### What to do
From the entries provided below, copy each line that contains the word "this".

(Information provided)

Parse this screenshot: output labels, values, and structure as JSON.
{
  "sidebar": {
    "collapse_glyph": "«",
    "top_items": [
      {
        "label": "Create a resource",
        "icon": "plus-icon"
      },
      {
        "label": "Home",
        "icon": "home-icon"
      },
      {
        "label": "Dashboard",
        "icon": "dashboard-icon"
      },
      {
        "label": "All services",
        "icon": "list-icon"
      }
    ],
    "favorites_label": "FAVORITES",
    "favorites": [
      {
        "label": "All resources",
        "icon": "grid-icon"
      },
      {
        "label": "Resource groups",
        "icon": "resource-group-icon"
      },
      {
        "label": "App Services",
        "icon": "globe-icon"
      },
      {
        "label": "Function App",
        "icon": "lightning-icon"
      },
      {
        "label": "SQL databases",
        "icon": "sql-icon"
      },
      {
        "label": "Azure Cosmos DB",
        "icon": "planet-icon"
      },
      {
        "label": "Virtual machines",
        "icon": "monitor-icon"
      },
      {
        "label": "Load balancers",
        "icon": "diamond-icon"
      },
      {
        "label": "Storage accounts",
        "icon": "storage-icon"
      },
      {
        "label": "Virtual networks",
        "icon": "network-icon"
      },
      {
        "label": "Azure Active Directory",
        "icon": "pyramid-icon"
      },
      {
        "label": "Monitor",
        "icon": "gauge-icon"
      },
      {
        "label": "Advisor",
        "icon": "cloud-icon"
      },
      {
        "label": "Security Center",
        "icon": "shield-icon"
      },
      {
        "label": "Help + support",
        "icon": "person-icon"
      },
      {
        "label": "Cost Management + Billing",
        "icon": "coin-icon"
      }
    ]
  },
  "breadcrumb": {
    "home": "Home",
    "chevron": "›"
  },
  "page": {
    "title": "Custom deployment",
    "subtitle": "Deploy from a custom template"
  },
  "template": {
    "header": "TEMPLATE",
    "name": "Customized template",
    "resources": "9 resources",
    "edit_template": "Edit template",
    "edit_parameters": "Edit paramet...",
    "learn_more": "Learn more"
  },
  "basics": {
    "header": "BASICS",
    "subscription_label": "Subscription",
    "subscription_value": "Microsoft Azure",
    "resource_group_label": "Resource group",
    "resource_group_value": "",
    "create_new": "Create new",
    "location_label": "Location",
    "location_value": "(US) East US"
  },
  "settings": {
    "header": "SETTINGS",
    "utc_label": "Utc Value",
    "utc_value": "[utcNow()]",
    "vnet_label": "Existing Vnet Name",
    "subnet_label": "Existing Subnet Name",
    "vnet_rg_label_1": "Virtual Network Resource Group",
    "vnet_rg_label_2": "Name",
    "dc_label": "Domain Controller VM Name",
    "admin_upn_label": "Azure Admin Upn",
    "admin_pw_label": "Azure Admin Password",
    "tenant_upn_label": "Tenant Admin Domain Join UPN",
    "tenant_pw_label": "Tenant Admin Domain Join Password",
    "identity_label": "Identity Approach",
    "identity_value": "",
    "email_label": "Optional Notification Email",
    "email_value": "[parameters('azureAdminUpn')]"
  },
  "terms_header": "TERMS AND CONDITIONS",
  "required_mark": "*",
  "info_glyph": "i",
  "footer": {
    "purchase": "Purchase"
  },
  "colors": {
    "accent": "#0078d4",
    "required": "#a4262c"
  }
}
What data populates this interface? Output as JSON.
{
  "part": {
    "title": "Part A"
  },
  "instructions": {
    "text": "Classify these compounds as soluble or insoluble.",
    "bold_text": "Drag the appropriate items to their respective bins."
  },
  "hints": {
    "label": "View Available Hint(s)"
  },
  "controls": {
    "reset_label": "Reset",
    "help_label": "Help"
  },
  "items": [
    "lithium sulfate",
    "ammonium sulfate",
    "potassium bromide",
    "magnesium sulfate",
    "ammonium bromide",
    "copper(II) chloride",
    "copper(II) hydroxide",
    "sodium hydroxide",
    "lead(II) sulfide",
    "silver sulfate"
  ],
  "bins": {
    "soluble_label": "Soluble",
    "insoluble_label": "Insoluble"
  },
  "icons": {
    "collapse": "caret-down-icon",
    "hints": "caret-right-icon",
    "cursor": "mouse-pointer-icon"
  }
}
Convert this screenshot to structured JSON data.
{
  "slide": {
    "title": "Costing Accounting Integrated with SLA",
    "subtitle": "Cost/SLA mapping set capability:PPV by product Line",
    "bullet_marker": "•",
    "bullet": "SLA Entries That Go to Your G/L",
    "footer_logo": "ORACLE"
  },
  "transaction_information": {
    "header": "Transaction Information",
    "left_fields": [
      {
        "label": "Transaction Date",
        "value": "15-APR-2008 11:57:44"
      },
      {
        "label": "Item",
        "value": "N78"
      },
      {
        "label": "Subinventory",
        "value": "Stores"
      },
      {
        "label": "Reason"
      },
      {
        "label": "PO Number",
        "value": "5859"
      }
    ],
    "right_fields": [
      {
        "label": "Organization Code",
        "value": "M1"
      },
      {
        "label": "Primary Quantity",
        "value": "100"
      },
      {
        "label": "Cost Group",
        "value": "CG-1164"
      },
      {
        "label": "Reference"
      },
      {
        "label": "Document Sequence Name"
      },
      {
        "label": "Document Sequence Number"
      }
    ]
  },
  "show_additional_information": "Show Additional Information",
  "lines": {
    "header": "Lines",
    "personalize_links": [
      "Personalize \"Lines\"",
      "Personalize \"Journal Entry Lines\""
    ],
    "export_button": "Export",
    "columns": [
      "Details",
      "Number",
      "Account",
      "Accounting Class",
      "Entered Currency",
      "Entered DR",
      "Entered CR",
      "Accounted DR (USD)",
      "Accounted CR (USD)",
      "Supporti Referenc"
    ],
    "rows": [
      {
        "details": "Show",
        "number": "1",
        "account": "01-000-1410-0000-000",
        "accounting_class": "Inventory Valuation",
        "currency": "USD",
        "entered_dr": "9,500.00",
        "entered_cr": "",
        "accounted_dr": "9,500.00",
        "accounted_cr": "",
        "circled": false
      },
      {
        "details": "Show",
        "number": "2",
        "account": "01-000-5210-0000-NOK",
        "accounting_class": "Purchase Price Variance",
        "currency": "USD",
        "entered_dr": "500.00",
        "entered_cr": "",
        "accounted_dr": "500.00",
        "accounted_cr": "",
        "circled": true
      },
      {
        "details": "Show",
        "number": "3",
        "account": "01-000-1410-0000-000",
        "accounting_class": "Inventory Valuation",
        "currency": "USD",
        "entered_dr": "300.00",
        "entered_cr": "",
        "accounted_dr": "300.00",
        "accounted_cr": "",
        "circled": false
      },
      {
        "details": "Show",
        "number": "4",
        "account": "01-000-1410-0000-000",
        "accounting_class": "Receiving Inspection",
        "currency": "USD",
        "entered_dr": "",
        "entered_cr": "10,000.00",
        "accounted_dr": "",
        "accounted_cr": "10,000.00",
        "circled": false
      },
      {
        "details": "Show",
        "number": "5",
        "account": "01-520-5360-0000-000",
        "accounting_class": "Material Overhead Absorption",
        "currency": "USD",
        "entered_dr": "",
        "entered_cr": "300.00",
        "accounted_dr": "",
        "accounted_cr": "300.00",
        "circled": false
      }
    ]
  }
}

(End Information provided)

### Result
Parse this screenshot: output labels, values, and structure as JSON.
What data populates this interface? Output as JSON.
Convert this screenshot to structured JSON data.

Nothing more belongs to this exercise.